The book is more prose writing than in scene, in that the author spends lots of time describing Italy and India and Bali, the three places where the three segments of the book unfold. In much of the book, the author also discusses her thoughts. Because of the subjects she described ~~ the history of meditation, descriptions of the Ashram, and the like ~~ are fascinating and extremely well-written, and most readers like to learn something new through reading, many will not object to the telling nature of much of the narrative.
When Gilbert does write in scene, the descriptions and discussions have depth and impact. However, the dramatic action, when in evidence, is secondary. Her character emotional development and search for resolution and God over time carries the significance.
A thematic significance statement for Eat Pray Love could be:
A spiritual journey is challenging but, when undertaken with passion, and dedication, can transform a person enough to overcome hurt and love again.
The Beginning (1/4)
The Beginning of Eat Pray Love functions in an introductory mode as all good Beginnings do. The protagonist’s dramatic action goals are clearly outlined: 1) to spend one-third of the story in Italy learning the language, 2) one-third on her Guru’s Ashram in India in meditation, and 3) one-third in Indonesia with a medicine man.
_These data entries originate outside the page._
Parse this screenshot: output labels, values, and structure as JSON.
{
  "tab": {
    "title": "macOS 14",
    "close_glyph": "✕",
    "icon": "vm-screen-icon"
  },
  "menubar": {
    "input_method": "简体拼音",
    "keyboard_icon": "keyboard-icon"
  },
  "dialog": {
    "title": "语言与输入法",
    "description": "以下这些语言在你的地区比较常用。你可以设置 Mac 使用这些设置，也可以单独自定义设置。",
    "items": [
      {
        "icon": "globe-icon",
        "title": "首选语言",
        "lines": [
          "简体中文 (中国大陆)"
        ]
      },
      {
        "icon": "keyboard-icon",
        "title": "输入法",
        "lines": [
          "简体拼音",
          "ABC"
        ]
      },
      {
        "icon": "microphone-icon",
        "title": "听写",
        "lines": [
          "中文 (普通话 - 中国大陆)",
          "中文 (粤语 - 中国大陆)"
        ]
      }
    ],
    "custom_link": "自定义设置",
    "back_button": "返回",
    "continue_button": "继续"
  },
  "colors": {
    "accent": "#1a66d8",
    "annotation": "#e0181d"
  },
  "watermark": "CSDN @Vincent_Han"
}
Her character emotional development goals are clearly implied: 1) undergo intensive self-inquiry, 2) recover from her recent divorce, and 3) find balance and spirituality in her life.
The Beginning of the story takes place in Italy with a goal of learning Italian. This section functions on a sensory level with lots of eating great bread and pastries, drinking wine, and meeting terrific men. Of the three sections, Italy is the least challenging for the author, which is fine because this is where we find out her issues: she has had a spiritual crisis, which ended in a divorce and followed by an unfulfilling relationship.
In the Beginning, and into the Middle of the memoir, the protagonist freely shows her flawed self, which, at times, comes across neurotic enough that if her writing were not so compelling, the reader might not stay with her. However, the more flawed the character, the greater the possibility in the final transformation.
The Middle (1/2)
In the Middle third, the protagonist travels to her Guru’s Ashram in India and spends her time there mostly in meditation. When she is in scene in this section, it is often with Richard from Texas who is a hoot and a compassionate mentor.
The more she has to devote to meditation, the more frustrated she becomes, which is an effective means of revealing more and more of the depth of who this person truly is. Take note: Although the project only covers one year in her life and the author has several memories of the past, there are only a couple of instances where she actually goes into a flashback.
The Middle is the territory of the antagonists and the bulk of this character’s antagonism comes from her own mind. She can’t concentrate. She can’t meditate. She can’t let go of the past. She engages in useless longings.
In her search for spirituality, “you revert from what attracts you and swim toward that which is difficult.” The more difficult her journey becomes, the more flawed we see her character. Still, as challenged as she becomes, she never gives up or gives in.
At around the three quarter mark in the story, the crisis hits after she climbs to the top of a tower at the Ashram and asks to be shown everything she needs “to understand about forgiveness and surrender.” Up until this point in the book, we know she has been craving a resolution to her dissolved marriage. She would have loved to have an actual conversation with her ex-husband, but knows that will never happen due to the ugliness of the divorce, which had turned them into “two people who were absolutely incapable of giving each other any release.”
Once she drops into mediation “to my surprise, I did an odd thing. I invited my ex-husband to please join me up here on this rooftop in India…. And he did arrive.” What happens after that, as she finds out what she needs to about herself and her part in the past, is she finds the release she so desperately craves.
The End (1/4)
The End is the section where the character now shows whether or not she truly understands her flaw and her part in what is not working in her life.
The Climax occurs at nearly the end of the story when the protagonist commits to helping a woman with a child of her own and two orphans she has taken in. Up until this act, the protagonist has been completely self-centered. She has obsessed about her life and flaws and worries.
At the Climax, we see that the wake-up call that came at the Crisis has ripened into the new personality deeply enough that she is able to extend herself in generosity and help another person. This action is the perfect metaphor to show character transformation. We have a definite sense that the protagonist would not have been capable of doing what she does for this family if she had not experienced every single thing she has undergone previously ~~ the definition of the Climax.
In the end, the protagonist finds love, and satisfies the thematic significance statement: A spiritual journey is challenging, but with passion, and dedication can transform and overcome hurt enough to love again.
To write a lasting and meaningful story, don the hat of a sleuth. In each rewrite, provide another layer of the thematic significance of your stories. Your readers may never uncover the deliberate care that went into the formation of every detail of your story. They will be left to ponder the meaning you set forth, possibly even be changed at depth by your story’s theme. The effort is worthy.